by Tim Harrison
Saturday night’s Manny Pacquiao vs. Timothy Bradley pay-per-view extravaganza is right around the corner, and rather than being the hotly-anticipated blockbuster event that we’re used to seeing, the beating drums in the lead up to this fight have never reached the deafening roar we have grown accustomed to.
For the past few years a Manny Pacquiao fight promotion has centered on a pliable theme; the hero tested against tall – and often heavier odds. Whether his opponent was Oscar De La Hoya, Miguel Cotto, Antonio Margarito, Joshua Clottey, or Juan Manuel Marquez, Manny has gone into each fight under the auspices of being behind the 8-ball. Despite the underlying truths to the circumstances behind the fight promotion, the narrative was there.
And the criticism was there as well; Manny Pacquiao was facing one-dimensional offensive threats plucked right out of the losers’ column or recently removed from an otherwise violent beating, while the young, hungry challengers weren’t given consideration to be his opponent.
It would appear that Bob Arum and his powerhouse promotional firm, Top Rank, have heard the criticisms. Timothy Bradley falls perfectly into the category of young and hungry, and being undefeated up to this point in his career doesn’t hurt his case either. So why has this fact been almost entirely ignored while Pacquiao’s (second or third) awakening of faith is being thrust front and center?
Unless you’ve been living in an Amish settlement for the last few years you’ve no doubt been made aware of the phenomenon known as “Tebowmania”, which has seasonally dominated mainstream sports coverage since Tim Tebow was drafted late in the first round of the NFL Draft by the Denver Broncos. Tebow’s squeaky clean image and outspoken proclamations of his faith garnered an unnaturally large following while playing quarterback for the University of Florida and propelled him past celebrity status before ever throwing his first NFL pass. Tebow’s #15 quickly became the top selling jersey shortly after he was drafted, and ESPN dedicated large chunks of its SportsCenter broadcasts to Tebow minutiae.
Pacquiao’s latest religious awakening happened after his November 2011 majority decision win over long-time rival, Juan Manuel Marquez. After reports of Pacquiao’s drinking, gambling, and womanizing tendencies made their way to the surface (after his prior re-dedication to his faith in the lead up to his November 2009 fight with Miguel Cotto), Pacquiao immersed himself in bible study, sold his cock-fighting operation, his casino, and his restaurant in the Philippines. He re-dedicated his life to god and to his family.

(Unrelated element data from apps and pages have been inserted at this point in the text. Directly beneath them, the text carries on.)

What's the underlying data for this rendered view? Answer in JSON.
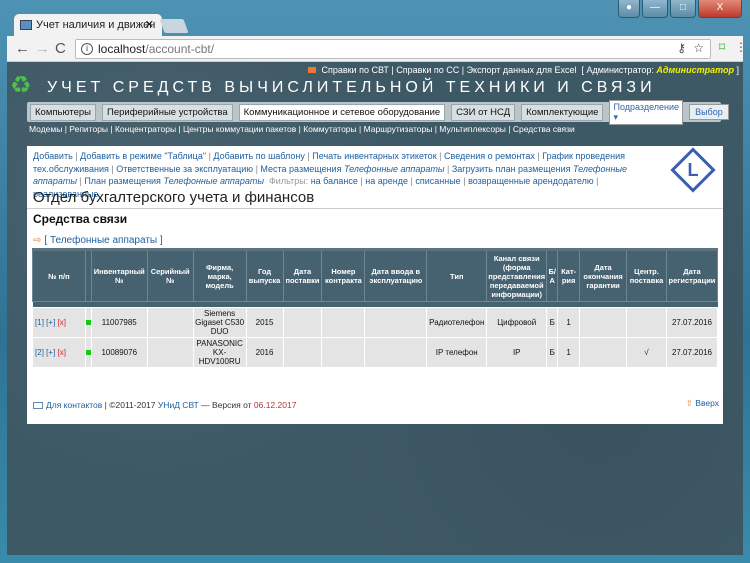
{
  "browser": {
    "tab_title": "Учет наличия и движен",
    "url_host": "localhost",
    "url_path": "/account-cbt/"
  },
  "top_links": {
    "items": [
      "Справки по СВТ",
      "Справки по СС",
      "Экспорт данных для Excel"
    ],
    "admin_label": "[ Администратор:",
    "admin_name": "Администратор",
    "admin_close": "]"
  },
  "app_title": "УЧЕТ СРЕДСТВ ВЫЧИСЛИТЕЛЬНОЙ ТЕХНИКИ И СВЯЗИ",
  "menu": {
    "items": [
      "Компьютеры",
      "Периферийные устройства",
      "Коммуникационное и сетевое оборудование",
      "СЗИ от НСД",
      "Комплектующие"
    ],
    "active": 2,
    "select_value": "Подразделение",
    "select_button": "Выбор"
  },
  "submenu": [
    "Модемы",
    "Репиторы",
    "Концентраторы",
    "Центры коммутации пакетов",
    "Коммутаторы",
    "Маршрутизаторы",
    "Мультиплексоры",
    "Средства связи"
  ],
  "actions": {
    "add": "Добавить",
    "add_table": "Добавить в режиме \"Таблица\"",
    "add_template": "Добавить по шаблону",
    "print_labels": "Печать инвентарных этикеток",
    "repairs": "Сведения о ремонтах",
    "maintenance": "График проведения тех.обслуживания",
    "responsible": "Ответственные за эксплуатацию",
    "places": "Места размещения",
    "places_it": "Телефонные аппараты",
    "upload_plan": "Загрузить план размещения",
    "upload_plan_it": "Телефонные аппараты",
    "plan": "План размещения",
    "plan_it": "Телефонные аппараты",
    "filters_label": "Фильтры:",
    "filters": [
      "на балансе",
      "на аренде",
      "списанные",
      "возвращенные арендодателю",
      "реализованные"
    ]
  },
  "department": "Отдел бухгалтерского учета и финансов",
  "section": "Средства связи",
  "group": "[ Телефонные аппараты ]",
  "table": {
    "headers": [
      "№ п/п",
      "",
      "Инвентарный №",
      "Серийный №",
      "Фирма, марка, модель",
      "Год выпуска",
      "Дата поставки",
      "Номер контракта",
      "Дата ввода в эксплуатацию",
      "Тип",
      "Канал связи (форма представления передаваемой информации)",
      "Б/А",
      "Кат-рия",
      "Дата окончания гарантии",
      "Центр. поставка",
      "Дата регистрации"
    ],
    "rows": [
      {
        "num": "1",
        "plus": "+",
        "del": "x",
        "inv": "11007985",
        "serial": "",
        "model": "Siemens Gigaset C530 DUO",
        "year": "2015",
        "delivery": "",
        "contract": "",
        "commission": "",
        "type": "Радиотелефон",
        "channel": "Цифровой",
        "ba": "Б",
        "cat": "1",
        "warranty": "",
        "central": "",
        "reg": "27.07.2016"
      },
      {
        "num": "2",
        "plus": "+",
        "del": "x",
        "inv": "10089076",
        "serial": "",
        "model": "PANASONIC KX-HDV100RU",
        "year": "2016",
        "delivery": "",
        "contract": "",
        "commission": "",
        "type": "IP телефон",
        "channel": "IP",
        "ba": "Б",
        "cat": "1",
        "warranty": "",
        "central": "√",
        "reg": "27.07.2016"
      }
    ]
  },
  "footer": {
    "contacts": "Для контактов",
    "copyright": "| ©2011-2017",
    "org": "УНиД СВТ",
    "version_label": "— Версия от",
    "version": "06.12.2017",
    "up": "Вверх"
  },
  "colors": {
    "header_bg": "#466270",
    "link": "#1f5e9e",
    "admin": "#f0f000",
    "status_dot": "#11cc11"
  }
}
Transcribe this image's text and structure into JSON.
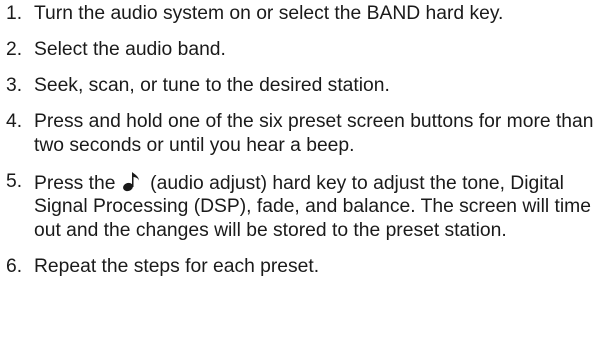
{
  "steps": [
    {
      "number": "1.",
      "text": "Turn the audio system on or select the BAND hard key."
    },
    {
      "number": "2.",
      "text": "Select the audio band."
    },
    {
      "number": "3.",
      "text": "Seek, scan, or tune to the desired station."
    },
    {
      "number": "4.",
      "text": "Press and hold one of the six preset screen buttons for more than two seconds or until you hear a beep."
    },
    {
      "number": "5.",
      "text_before": "Press the ",
      "icon": "music-note-icon",
      "text_after": " (audio adjust) hard key to adjust the tone, Digital Signal Processing (DSP), fade, and balance. The screen will time out and the changes will be stored to the preset station."
    },
    {
      "number": "6.",
      "text": "Repeat the steps for each preset."
    }
  ]
}
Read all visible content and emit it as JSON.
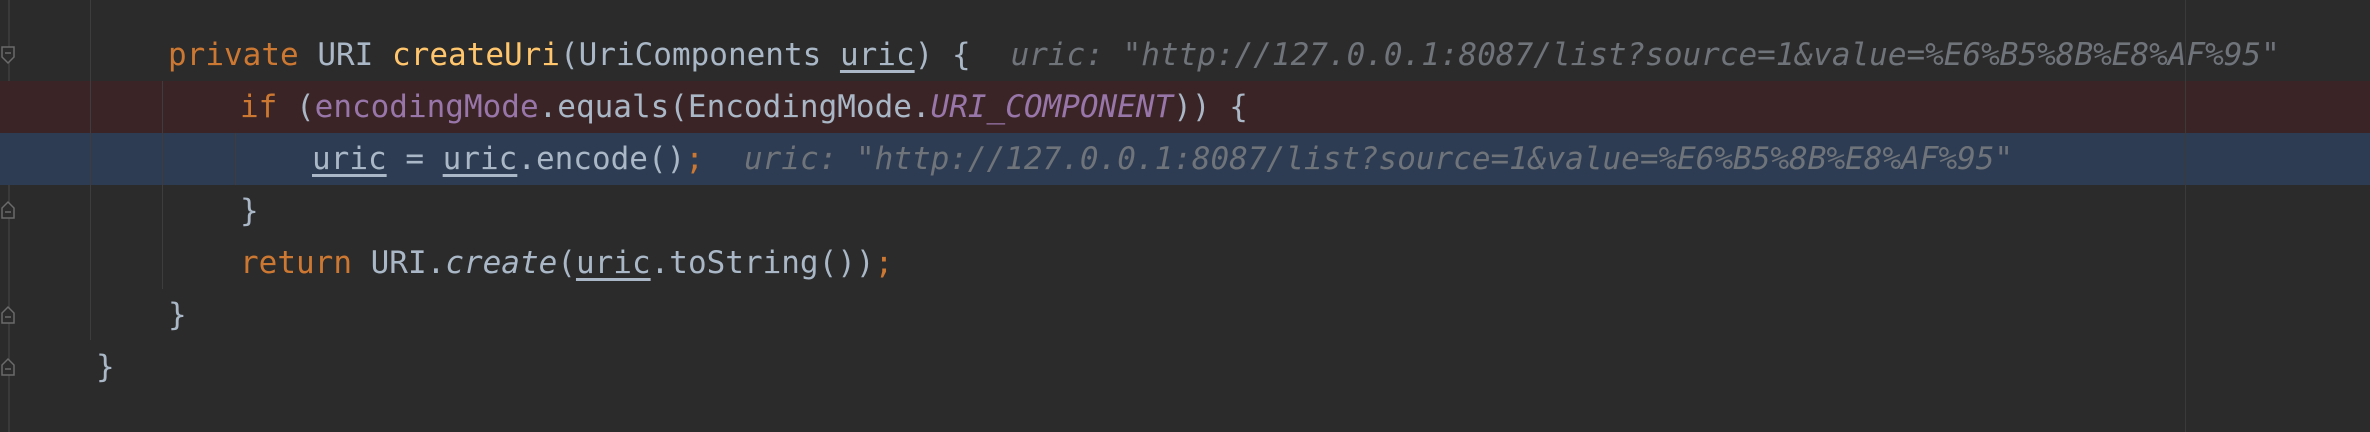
{
  "editor": {
    "lines": [
      {
        "tokens": {
          "private": "private",
          "uri_type": "URI",
          "method": "createUri",
          "paren_open": "(",
          "param_type": "UriComponents",
          "param": "uric",
          "sig_close": ") {"
        },
        "hint": "uric: \"http://127.0.0.1:8087/list?source=1&value=%E6%B5%8B%E8%AF%95\""
      },
      {
        "tokens": {
          "if": "if",
          "paren": " (",
          "field": "encodingMode",
          "equals": ".equals(EncodingMode.",
          "const": "URI_COMPONENT",
          "close": ")) {"
        }
      },
      {
        "tokens": {
          "var": "uric",
          "assign": " = ",
          "var2": "uric",
          "call": ".encode()",
          "semi": ";"
        },
        "hint": "uric: \"http://127.0.0.1:8087/list?source=1&value=%E6%B5%8B%E8%AF%95\""
      },
      {
        "tokens": {
          "brace": "}"
        }
      },
      {
        "tokens": {
          "return": "return",
          "uri": " URI.",
          "create": "create",
          "open": "(",
          "var": "uric",
          "tostring": ".toString())",
          "semi": ";"
        }
      },
      {
        "tokens": {
          "brace": "}"
        }
      },
      {
        "tokens": {
          "brace": "}"
        }
      }
    ]
  },
  "colors": {
    "background": "#2b2b2b",
    "keyword": "#cc7832",
    "method": "#ffc66d",
    "field": "#9876aa",
    "text": "#a9b7c6",
    "hint": "#6f737a",
    "error_line": "#3b2425",
    "current_line": "#2d3c52"
  }
}
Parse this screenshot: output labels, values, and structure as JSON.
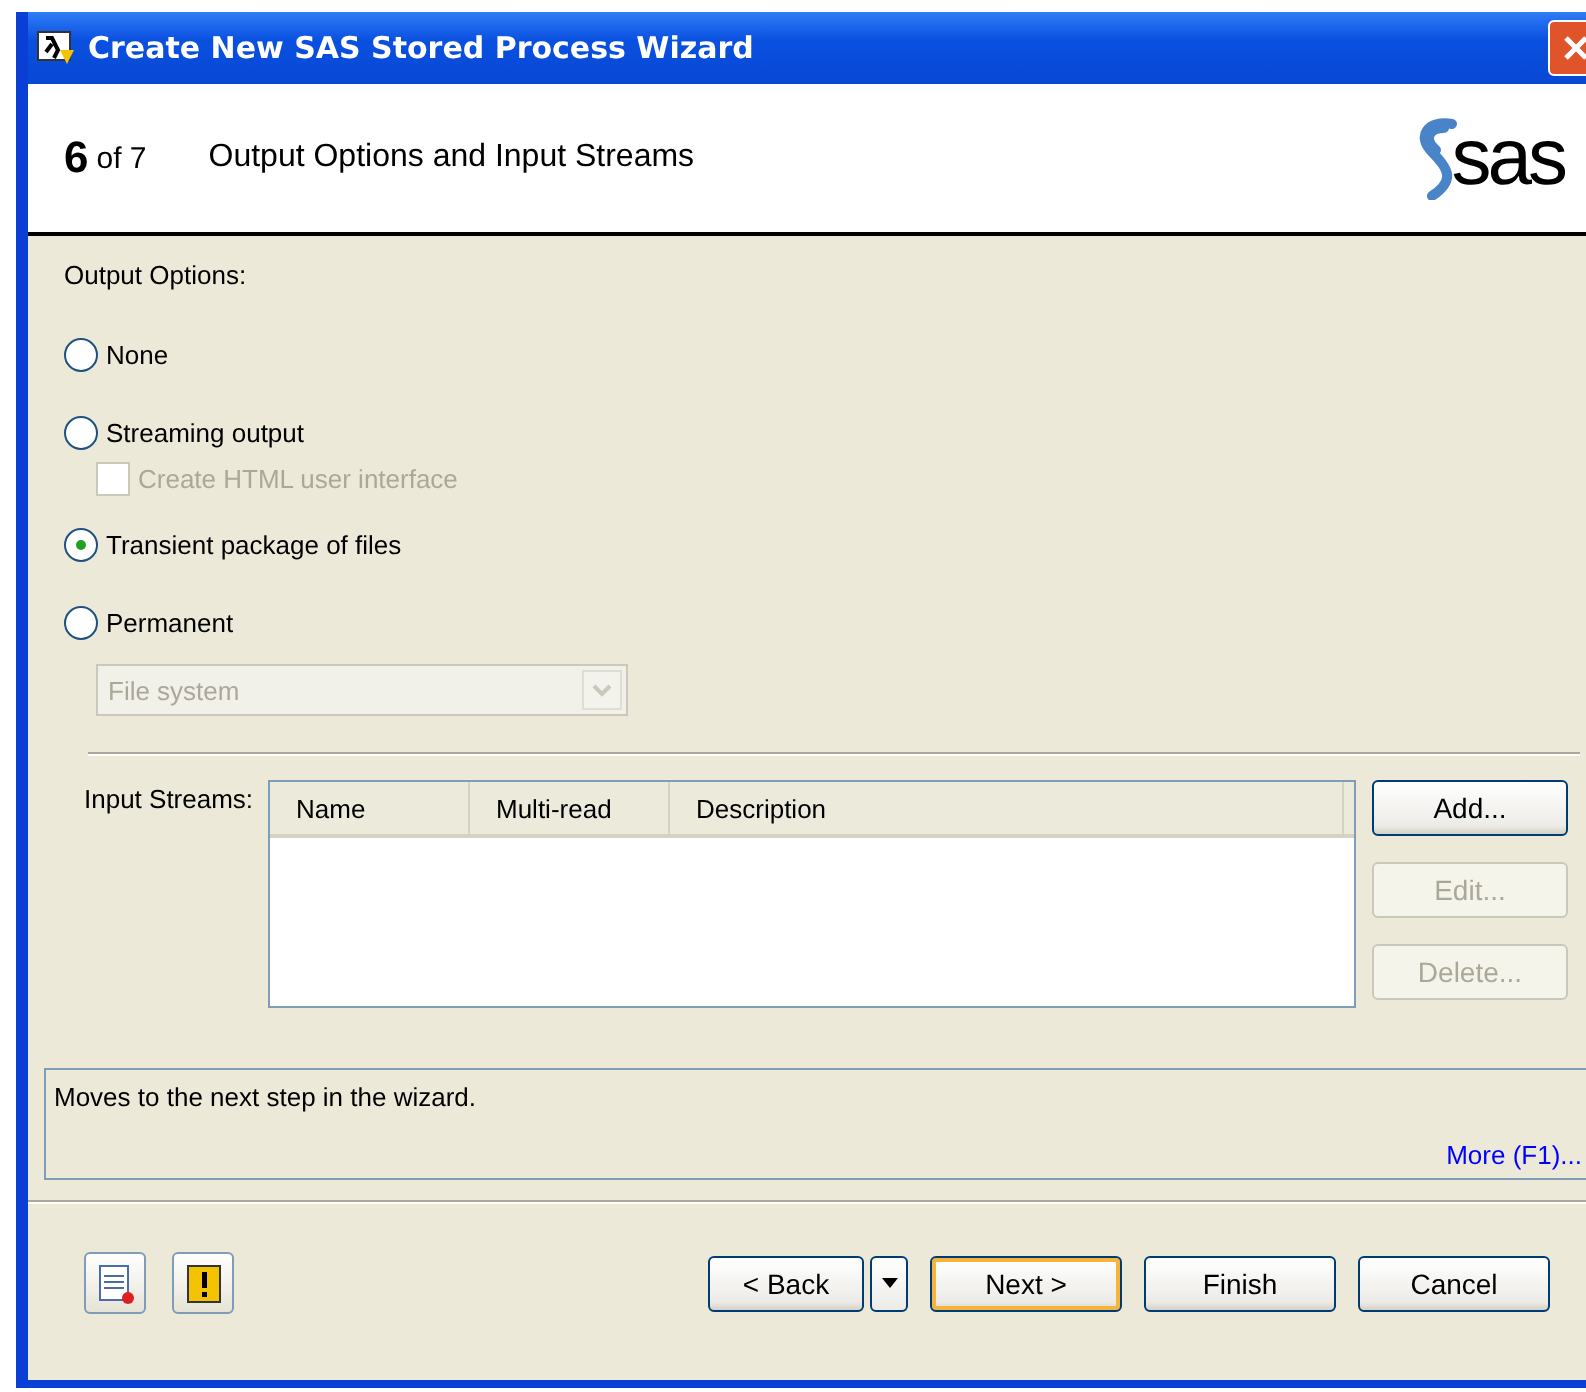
{
  "window": {
    "title": "Create New SAS Stored Process Wizard"
  },
  "header": {
    "step": "6",
    "of": "of 7",
    "title": "Output Options and Input Streams",
    "logo": "sas"
  },
  "output_options": {
    "label": "Output Options:",
    "items": [
      {
        "kind": "radio",
        "label": "None",
        "selected": false
      },
      {
        "kind": "radio",
        "label": "Streaming output",
        "selected": false
      },
      {
        "kind": "checkbox",
        "label": "Create HTML user interface",
        "checked": false,
        "disabled": true
      },
      {
        "kind": "radio",
        "label": "Transient package of files",
        "selected": true
      },
      {
        "kind": "radio",
        "label": "Permanent",
        "selected": false
      },
      {
        "kind": "dropdown",
        "value": "File system",
        "disabled": true
      }
    ]
  },
  "input_streams": {
    "label": "Input Streams:",
    "columns": [
      "Name",
      "Multi-read",
      "Description"
    ],
    "buttons": [
      {
        "label": "Add...",
        "disabled": false
      },
      {
        "label": "Edit...",
        "disabled": true
      },
      {
        "label": "Delete...",
        "disabled": true
      }
    ]
  },
  "status": {
    "text": "Moves to the next step in the wizard.",
    "link": "More (F1)..."
  },
  "footer": {
    "buttons": [
      {
        "kind": "button",
        "label": "< Back",
        "default": false
      },
      {
        "kind": "menu-arrow"
      },
      {
        "kind": "button",
        "label": "Next >",
        "default": true
      },
      {
        "kind": "button",
        "label": "Finish",
        "default": false
      },
      {
        "kind": "button",
        "label": "Cancel",
        "default": false
      }
    ]
  }
}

Now I won’t go so far as to say Pacquiao is disingenuous in his over-the-top proclamations of his faith, but the timing certainly suggests opportunism. We’ve seen this act from Pacquiao before, just not to this degree. Before and after every fight he kneels down to pray in his corner. And after every fight he thanks god. When he was faced with accusations of PED use Pacquiao confidently proclaimed, “Liars go to hell!” So why is Pacquiao’s faith now the center of “Pacmania”?
Bob Arum, the mastermind behind the rise of Pacquiao from the one-fisted brawler to one of the best in the sport recently told Bob Velin of Tusconcitizen.com, “The dialogue on this fight has shifted from left hooks and straight rights, and everybody is engaged in religious dialogue, and this is resonating with the evangelical Christian community.
“When you track these websites, they’re running features on Pacquiao. And there’s the same type of feeling towards Pacquiao as there is toward Tim Tebow,” Arum would go on to say. “So Pacquiao has created this interest in boxing among a group that probably never watched a fight.”
Bob Arum has been quoted in the past as saying he doesn’t promote fights with the hardcore fan in mind. His goal is to reel in new viewers and casual fans. We’re seeing the old “Pacmania” that we’ve grown accustomed to morph into something resembling “Tebowmania”.
Manny Pacquiao vs. Timothy Bradley is the type of fight that hardcore fans have been clamoring for since the hype behind his carefully planned bunny hop through history has died down, yet no one cares to talk about it. Bradley has carried the promotion with his confidence, making an interesting foil to the man who is reserved to smiling and saying something about god. Bradley is young, fast, undefeated, and has shown heart in pulling himself up off the canvas in past fights. And while Bradley doesn’t boast bone-crushing power (only 12 knockouts in 28 fights), he has the confidence and faith in himself to know he can get the job done.
And in a sport where it is man against man in the ring and you have no teammates to rely on, faith in oneself is the only kind of faith that matters.